In this paper, we explore why there are no examples of societies with low state capacity and high economic development. We argue that such an outcome is unlikely because of the nature of investments in state capacity. Societies that become rich in the absence of a strong state invite predation by societies that develop such states. Thus societies invest in state capacity, in part, to plunder other societies’ wealth. Those investments are a form of rent-seeking. Potentially preyed-upon societies are forced to invest in state capacity in turn so as to deter potential attackers. This entails that as soon as a rent seeker enters the game, the likelihood of a low-capacity, high-development society surviving falls. This explains the historical lack of such societies. We thus interpret state capacity not as a causal condition for widespread economic prosperity, but a survivability condition for enjoying this prosperity.

Forthcoming: Multilingualism and the decline of French in Quebec

Yesterday, I received news from the Journal of Multilingual and Multicultural Development will publish my article (co-authored with PhD student Alex Arsenault Morin – economics at Queen’s University) on why the vitality of the French language in Quebec is underestimated. In the last decade, fears of a “French crisis” have surged (with the belief that the French population would grow increasingly marginalized). Skeptics point to the fact that French-usage in the public sphere is rising while believers point to a decline of French-usage at home. We show that the rise of multiple language use within households (and across spheres of life) lead to this debate. We propose a new metric that resolves this problem. We show that there is no decline (nor are there any improvements).

The paper is here on SSRN. 

Forthcoming: Improving deflators for estimating Canadian economic growth, 1870–1900

I received news yesterday that a revised version of my paper with Michael Hinton on the improvement of price deflators for Canadian GNP figures between 1870 and 1900 will be published by Research in Economic HistoryThe old version of the paper is here on SSRN. The key result from our paper is that Canada’s rate of growth is heavily underestimated during the country’s first three decades after “independence” (for lack of a better term). Instead of being a less-than-average performer, Canada is the fastest growing economy of the western world.

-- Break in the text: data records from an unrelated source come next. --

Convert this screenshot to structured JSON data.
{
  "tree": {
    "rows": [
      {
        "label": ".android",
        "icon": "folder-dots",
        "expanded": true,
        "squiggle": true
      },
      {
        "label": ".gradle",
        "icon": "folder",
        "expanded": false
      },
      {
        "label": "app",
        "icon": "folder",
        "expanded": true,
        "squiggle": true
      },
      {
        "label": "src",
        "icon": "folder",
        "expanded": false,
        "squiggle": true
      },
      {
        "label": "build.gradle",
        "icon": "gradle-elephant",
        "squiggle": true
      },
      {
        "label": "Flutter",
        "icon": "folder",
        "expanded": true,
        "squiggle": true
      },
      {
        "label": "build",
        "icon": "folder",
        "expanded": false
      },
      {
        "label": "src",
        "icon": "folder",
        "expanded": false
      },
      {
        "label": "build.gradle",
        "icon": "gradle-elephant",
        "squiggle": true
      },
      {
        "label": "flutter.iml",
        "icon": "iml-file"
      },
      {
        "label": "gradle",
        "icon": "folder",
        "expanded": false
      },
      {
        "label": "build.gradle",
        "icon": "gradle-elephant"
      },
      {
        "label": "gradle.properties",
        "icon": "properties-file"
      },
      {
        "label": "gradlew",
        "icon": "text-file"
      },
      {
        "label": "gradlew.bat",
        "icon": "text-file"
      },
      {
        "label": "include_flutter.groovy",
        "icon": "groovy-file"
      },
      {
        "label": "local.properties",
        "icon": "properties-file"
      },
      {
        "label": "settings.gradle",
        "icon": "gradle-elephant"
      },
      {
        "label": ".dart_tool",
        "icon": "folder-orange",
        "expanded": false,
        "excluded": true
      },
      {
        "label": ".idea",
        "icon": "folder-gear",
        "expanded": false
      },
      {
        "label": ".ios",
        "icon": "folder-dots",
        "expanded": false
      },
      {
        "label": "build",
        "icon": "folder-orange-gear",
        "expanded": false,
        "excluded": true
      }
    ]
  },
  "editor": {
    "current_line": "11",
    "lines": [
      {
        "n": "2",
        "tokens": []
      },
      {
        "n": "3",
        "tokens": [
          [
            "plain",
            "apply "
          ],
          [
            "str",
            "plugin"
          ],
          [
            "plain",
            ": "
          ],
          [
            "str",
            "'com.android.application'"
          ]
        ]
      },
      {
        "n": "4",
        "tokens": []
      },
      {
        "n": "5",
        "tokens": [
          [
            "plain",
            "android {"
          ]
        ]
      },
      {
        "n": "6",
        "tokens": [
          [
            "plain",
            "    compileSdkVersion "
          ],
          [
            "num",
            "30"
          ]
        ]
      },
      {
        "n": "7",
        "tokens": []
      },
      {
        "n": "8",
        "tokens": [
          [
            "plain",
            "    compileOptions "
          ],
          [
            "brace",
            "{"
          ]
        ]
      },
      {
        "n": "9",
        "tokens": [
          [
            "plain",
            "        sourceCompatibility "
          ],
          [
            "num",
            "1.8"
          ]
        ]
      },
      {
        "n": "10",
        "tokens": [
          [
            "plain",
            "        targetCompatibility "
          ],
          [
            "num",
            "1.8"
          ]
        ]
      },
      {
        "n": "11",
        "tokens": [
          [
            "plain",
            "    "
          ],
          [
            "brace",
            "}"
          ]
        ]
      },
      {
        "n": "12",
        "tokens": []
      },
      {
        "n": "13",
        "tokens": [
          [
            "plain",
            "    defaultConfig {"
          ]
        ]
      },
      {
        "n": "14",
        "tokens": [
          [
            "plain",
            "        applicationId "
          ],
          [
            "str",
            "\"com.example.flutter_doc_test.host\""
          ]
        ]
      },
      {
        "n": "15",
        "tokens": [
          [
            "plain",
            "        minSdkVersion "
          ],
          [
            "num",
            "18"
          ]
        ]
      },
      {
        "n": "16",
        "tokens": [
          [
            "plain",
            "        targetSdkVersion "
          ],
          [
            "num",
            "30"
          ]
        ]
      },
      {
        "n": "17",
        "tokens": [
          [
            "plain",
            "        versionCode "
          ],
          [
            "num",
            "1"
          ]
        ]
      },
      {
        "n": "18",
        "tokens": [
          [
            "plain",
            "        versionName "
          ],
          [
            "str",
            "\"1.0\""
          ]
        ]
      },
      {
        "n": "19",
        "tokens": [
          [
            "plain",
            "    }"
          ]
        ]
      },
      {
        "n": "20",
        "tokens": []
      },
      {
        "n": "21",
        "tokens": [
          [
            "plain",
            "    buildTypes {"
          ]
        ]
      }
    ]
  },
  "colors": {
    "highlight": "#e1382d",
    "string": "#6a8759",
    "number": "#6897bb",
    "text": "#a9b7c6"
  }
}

The data, once the paper is published, will be shared in full detail on the Macro History of Canada section of my website with read-me files (i.e. methodology, details, explanations of choices made).